Recorded data
===============
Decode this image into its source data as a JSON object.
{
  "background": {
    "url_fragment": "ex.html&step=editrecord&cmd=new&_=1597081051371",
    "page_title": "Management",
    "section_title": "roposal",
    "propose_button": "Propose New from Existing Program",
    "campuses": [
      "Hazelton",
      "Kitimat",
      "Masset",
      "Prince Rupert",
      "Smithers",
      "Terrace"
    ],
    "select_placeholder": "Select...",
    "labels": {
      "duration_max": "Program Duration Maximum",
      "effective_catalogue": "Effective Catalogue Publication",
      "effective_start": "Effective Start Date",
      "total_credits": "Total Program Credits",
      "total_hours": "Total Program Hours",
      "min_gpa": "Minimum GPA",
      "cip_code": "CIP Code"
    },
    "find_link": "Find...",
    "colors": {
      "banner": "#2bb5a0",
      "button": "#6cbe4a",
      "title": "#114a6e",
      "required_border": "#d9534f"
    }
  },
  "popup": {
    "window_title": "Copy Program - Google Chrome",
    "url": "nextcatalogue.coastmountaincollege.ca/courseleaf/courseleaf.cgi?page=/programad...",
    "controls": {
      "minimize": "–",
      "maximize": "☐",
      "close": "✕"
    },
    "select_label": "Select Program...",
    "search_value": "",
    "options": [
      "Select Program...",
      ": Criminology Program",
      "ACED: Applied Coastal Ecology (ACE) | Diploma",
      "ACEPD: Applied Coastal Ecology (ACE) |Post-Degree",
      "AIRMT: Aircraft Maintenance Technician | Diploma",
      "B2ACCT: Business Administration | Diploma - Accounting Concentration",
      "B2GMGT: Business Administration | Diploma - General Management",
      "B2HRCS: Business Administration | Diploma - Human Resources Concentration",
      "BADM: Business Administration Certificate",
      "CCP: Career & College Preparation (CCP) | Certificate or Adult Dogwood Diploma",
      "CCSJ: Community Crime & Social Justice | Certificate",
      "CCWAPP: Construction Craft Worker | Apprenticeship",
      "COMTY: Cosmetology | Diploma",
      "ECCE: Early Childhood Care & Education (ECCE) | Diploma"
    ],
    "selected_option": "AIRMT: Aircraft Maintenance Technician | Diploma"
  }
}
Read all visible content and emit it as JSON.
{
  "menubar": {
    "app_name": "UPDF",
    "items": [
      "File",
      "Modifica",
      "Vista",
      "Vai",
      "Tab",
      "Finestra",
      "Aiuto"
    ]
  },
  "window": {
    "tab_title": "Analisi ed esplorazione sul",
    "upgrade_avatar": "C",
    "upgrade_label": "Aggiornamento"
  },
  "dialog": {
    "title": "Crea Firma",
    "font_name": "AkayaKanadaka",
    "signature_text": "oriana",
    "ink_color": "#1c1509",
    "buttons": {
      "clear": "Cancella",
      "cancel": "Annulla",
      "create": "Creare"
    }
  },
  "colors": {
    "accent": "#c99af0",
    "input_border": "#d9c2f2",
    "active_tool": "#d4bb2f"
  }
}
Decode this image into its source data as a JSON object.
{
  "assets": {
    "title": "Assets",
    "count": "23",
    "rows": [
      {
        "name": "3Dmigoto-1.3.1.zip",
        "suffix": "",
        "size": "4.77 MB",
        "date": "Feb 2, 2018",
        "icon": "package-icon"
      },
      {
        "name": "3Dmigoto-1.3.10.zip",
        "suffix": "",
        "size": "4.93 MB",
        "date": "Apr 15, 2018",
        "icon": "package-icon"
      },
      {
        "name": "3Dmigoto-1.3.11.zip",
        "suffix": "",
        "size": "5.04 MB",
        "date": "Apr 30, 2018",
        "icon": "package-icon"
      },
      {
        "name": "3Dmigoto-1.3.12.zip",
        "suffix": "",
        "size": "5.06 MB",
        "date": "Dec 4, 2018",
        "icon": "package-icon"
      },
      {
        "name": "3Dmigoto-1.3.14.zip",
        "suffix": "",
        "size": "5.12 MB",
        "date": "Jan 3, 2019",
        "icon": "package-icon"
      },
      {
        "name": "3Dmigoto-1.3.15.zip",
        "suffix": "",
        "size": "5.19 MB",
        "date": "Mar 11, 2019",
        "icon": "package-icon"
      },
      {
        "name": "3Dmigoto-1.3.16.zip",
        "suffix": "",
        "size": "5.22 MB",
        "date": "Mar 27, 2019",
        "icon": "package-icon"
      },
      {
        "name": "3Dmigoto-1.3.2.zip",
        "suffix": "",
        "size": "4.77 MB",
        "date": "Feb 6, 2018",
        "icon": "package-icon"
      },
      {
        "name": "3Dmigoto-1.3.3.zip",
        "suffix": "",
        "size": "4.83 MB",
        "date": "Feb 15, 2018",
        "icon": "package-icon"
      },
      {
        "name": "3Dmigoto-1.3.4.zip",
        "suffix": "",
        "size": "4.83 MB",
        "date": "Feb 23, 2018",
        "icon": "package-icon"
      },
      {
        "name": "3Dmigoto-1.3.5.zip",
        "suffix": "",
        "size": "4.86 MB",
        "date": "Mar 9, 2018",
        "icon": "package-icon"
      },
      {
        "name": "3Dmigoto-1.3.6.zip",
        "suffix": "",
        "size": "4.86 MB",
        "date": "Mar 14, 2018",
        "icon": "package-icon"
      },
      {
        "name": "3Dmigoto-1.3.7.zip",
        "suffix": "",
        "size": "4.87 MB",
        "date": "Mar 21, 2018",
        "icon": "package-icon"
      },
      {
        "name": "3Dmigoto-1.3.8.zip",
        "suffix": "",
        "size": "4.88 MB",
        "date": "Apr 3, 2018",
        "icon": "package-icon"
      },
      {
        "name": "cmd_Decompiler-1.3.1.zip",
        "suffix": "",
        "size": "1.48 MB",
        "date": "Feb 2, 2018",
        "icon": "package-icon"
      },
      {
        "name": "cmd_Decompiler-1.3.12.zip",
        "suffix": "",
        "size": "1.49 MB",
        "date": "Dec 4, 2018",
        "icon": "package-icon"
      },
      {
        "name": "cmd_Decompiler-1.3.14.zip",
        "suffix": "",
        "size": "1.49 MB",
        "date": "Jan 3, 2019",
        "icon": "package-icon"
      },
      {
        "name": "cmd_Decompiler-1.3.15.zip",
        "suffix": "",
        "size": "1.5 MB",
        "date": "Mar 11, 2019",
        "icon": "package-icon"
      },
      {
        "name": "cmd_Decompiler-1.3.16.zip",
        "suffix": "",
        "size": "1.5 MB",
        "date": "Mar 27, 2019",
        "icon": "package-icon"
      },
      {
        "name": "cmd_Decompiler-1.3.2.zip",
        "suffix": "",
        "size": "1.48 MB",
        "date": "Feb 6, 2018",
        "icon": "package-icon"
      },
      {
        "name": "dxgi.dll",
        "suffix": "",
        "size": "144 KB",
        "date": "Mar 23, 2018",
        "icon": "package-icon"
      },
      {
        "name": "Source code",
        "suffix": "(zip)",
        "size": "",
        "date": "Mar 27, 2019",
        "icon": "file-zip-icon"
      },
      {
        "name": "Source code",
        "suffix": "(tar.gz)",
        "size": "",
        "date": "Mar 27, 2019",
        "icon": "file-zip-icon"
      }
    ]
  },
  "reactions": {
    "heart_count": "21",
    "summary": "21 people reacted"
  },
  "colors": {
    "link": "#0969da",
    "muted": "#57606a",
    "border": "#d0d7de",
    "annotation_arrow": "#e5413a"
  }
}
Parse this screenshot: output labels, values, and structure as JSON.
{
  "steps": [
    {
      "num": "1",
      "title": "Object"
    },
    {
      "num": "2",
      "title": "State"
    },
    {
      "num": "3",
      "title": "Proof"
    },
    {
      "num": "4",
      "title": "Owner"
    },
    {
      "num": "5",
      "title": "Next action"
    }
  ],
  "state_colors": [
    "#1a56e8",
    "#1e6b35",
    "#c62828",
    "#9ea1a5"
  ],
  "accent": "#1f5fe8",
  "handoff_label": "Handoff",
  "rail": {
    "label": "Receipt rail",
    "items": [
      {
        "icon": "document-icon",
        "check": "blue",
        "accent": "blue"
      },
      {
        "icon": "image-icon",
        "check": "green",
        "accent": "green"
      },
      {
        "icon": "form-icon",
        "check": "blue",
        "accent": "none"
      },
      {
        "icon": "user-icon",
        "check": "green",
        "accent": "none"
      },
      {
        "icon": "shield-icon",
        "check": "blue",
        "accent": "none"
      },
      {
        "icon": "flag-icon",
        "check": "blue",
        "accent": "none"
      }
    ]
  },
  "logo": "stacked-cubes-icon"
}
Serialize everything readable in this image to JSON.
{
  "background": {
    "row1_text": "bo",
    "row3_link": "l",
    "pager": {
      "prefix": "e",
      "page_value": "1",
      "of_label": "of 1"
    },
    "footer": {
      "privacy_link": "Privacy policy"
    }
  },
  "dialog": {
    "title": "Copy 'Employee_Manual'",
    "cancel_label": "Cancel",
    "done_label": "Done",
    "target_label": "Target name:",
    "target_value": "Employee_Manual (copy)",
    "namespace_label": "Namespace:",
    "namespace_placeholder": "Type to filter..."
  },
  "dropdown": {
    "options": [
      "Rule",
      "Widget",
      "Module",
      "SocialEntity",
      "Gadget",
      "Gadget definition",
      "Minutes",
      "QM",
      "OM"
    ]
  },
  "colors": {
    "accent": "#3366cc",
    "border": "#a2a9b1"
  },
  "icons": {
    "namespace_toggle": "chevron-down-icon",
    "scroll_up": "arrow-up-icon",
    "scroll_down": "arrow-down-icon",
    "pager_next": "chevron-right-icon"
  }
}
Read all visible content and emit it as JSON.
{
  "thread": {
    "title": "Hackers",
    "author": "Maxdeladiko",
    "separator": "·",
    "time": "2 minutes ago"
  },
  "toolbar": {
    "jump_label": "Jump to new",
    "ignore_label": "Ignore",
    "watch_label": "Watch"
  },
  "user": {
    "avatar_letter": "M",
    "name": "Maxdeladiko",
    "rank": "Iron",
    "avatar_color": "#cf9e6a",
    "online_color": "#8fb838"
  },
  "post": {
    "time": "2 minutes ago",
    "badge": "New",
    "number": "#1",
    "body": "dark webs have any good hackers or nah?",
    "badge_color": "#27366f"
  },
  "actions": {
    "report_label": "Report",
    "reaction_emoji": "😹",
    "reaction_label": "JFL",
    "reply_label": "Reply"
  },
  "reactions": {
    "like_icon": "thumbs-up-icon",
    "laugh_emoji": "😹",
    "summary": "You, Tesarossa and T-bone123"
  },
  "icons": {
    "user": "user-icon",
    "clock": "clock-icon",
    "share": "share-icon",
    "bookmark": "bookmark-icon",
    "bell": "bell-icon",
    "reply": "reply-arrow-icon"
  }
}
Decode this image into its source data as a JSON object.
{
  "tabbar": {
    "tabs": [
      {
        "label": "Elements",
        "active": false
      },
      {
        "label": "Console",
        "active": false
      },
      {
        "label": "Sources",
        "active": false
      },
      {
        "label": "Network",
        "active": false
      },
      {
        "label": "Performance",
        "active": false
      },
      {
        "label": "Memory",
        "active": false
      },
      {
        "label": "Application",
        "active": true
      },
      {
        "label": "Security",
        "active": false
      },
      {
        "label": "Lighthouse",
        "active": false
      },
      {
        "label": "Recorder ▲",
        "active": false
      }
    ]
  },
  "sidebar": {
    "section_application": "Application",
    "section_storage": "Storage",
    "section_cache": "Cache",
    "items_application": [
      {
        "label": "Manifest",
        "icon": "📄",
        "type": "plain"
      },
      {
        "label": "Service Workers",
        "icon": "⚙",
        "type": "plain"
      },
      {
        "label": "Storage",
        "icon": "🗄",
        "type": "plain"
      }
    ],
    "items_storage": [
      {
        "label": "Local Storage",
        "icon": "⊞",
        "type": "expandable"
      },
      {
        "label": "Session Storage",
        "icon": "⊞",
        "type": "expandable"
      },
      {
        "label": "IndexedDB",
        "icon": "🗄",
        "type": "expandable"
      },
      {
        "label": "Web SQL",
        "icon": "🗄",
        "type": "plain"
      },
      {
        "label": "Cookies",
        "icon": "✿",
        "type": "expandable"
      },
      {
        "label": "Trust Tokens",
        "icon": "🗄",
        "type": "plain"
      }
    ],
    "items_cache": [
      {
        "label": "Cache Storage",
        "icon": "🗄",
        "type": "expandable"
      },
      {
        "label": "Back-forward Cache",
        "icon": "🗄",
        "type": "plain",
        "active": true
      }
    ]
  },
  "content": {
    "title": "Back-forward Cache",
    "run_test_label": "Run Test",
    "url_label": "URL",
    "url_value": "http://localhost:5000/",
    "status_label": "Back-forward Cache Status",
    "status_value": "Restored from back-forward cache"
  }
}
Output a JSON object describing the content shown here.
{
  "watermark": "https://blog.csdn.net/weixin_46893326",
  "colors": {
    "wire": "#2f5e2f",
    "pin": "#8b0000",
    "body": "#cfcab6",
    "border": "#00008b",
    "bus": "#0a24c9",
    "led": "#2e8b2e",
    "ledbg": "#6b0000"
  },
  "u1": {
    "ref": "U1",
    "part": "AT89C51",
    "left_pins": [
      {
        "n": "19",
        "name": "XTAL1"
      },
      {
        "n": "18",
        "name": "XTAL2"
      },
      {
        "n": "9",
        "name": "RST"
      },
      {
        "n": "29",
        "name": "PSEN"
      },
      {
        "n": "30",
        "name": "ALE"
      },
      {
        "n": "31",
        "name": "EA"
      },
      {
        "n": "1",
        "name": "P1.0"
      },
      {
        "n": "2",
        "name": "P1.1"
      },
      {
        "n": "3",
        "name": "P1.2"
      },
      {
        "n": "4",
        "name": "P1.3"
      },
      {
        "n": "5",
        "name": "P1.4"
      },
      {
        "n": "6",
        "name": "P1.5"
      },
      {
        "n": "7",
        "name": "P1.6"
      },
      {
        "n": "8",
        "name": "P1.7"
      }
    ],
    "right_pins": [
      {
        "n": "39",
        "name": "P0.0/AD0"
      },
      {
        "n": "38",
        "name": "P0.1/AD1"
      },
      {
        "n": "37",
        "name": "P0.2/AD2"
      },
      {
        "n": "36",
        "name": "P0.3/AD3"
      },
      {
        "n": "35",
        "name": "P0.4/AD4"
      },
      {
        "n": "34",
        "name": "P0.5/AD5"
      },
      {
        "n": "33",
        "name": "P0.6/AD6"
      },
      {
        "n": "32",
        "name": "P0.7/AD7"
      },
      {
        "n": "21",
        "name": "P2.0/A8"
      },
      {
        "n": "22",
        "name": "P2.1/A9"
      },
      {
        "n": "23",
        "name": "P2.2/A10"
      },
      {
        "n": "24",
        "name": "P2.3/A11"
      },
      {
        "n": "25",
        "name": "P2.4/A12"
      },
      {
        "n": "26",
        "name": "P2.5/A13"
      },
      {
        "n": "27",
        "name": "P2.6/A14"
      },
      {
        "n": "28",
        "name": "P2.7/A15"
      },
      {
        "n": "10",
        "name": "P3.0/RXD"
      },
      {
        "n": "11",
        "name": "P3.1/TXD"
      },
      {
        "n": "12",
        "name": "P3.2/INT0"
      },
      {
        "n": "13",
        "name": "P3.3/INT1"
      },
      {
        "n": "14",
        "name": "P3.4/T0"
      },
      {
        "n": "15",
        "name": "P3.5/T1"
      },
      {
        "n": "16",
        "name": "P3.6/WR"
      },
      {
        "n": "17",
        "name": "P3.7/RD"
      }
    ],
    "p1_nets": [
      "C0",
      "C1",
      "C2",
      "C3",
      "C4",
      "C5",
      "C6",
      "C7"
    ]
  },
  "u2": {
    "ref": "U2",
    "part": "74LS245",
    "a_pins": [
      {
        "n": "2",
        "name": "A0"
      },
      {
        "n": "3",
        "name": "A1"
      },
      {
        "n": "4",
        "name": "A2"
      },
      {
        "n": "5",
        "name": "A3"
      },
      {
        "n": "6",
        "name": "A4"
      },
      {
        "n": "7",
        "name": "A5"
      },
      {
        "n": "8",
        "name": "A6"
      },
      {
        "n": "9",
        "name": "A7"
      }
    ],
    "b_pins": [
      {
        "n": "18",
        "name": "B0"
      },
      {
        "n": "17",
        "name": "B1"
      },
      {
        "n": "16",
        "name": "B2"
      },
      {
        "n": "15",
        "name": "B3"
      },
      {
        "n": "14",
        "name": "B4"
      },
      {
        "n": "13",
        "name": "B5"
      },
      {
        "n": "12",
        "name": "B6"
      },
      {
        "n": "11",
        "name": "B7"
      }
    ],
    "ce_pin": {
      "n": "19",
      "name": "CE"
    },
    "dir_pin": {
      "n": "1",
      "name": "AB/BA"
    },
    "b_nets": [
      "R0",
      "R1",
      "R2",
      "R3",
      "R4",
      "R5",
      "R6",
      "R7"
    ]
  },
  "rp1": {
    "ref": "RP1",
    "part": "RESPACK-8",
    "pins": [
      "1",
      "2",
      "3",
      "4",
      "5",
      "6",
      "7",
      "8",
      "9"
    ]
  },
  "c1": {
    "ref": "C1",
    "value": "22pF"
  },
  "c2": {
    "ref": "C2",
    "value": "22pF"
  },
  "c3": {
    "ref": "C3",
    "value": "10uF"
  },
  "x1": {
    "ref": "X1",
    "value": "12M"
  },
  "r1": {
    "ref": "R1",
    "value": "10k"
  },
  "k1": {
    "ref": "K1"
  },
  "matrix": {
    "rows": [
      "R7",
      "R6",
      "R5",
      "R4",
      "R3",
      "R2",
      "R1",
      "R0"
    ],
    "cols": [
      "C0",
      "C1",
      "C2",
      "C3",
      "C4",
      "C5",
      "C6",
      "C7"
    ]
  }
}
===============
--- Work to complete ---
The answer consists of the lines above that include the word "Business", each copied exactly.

--- Problem solution ---
      "B2ACCT: Business Administration | Diploma - Accounting Concentration",
      "B2GMGT: Business Administration | Diploma - General Management",
      "B2HRCS: Business Administration | Diploma - Human Resources Concentration",
      "BADM: Business Administration Certificate",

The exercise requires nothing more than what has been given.